**Your task**
From the entries below, copy every line that has the word "initial".

(Collected data)
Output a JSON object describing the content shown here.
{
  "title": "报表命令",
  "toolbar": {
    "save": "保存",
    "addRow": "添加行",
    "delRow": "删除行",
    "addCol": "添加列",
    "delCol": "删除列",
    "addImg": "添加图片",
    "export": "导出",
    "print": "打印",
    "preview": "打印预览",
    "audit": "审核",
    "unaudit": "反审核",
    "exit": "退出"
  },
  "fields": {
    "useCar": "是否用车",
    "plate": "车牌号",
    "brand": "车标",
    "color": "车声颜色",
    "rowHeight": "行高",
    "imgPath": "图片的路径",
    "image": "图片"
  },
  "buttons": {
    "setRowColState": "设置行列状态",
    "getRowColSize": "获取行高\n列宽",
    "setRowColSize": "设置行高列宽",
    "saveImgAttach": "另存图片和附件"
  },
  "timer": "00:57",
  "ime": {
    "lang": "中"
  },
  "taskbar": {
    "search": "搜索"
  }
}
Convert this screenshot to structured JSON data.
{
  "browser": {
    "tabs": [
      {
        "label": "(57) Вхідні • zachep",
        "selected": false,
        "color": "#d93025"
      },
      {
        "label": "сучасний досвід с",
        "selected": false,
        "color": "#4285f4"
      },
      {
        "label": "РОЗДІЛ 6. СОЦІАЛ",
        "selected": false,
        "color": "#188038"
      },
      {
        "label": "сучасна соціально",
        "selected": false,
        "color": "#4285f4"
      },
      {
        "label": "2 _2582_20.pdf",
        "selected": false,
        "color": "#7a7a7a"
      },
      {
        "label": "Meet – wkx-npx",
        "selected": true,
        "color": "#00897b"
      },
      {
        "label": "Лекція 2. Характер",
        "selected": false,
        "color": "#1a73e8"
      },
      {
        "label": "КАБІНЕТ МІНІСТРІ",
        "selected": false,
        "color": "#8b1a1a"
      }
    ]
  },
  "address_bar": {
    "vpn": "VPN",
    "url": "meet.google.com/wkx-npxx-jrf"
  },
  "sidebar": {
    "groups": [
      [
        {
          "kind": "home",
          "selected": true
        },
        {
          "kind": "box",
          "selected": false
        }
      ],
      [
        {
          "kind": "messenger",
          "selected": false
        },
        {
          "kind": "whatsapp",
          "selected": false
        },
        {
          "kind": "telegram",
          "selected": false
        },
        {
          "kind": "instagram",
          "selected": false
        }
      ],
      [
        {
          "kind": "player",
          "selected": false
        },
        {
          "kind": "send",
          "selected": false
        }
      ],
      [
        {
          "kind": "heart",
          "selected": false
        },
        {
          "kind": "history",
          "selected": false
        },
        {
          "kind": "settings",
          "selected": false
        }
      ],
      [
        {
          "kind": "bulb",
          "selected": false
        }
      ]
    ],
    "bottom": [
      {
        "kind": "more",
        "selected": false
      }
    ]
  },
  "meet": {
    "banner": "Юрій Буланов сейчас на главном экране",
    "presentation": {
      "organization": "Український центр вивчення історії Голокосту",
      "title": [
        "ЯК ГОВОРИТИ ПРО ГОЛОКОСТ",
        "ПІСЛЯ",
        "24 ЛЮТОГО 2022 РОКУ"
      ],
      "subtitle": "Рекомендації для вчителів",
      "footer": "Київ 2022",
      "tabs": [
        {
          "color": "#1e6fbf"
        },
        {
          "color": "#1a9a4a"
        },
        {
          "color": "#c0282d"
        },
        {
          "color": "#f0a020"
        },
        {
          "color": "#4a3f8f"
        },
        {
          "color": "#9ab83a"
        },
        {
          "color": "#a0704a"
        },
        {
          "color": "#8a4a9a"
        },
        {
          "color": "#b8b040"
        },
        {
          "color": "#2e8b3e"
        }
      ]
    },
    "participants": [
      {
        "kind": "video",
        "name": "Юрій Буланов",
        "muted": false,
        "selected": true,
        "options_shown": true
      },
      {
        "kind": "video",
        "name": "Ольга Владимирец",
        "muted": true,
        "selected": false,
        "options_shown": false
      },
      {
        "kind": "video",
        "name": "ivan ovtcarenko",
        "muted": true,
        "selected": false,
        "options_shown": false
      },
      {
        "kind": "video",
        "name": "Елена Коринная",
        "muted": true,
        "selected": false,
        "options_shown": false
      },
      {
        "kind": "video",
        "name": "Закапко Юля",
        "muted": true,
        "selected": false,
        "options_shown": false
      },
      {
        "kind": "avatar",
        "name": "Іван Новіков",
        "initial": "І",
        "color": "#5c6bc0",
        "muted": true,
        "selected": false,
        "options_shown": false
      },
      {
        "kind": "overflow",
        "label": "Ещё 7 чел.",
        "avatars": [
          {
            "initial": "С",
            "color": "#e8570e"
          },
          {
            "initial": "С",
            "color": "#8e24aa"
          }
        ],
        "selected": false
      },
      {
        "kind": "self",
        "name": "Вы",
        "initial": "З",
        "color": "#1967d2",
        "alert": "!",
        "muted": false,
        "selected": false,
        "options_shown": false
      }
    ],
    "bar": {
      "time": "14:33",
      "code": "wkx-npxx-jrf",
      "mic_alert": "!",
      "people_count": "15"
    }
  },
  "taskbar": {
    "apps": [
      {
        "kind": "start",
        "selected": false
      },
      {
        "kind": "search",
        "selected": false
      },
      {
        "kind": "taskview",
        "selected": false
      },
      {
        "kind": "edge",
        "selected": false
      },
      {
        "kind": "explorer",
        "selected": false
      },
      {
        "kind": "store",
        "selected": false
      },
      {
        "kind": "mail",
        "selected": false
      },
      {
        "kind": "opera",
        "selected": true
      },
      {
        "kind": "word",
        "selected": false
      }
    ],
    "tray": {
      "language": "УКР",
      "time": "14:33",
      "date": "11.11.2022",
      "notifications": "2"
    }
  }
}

**Response for this exercise**
        "initial": "І",
            "initial": "С",
            "initial": "С",
        "initial": "З",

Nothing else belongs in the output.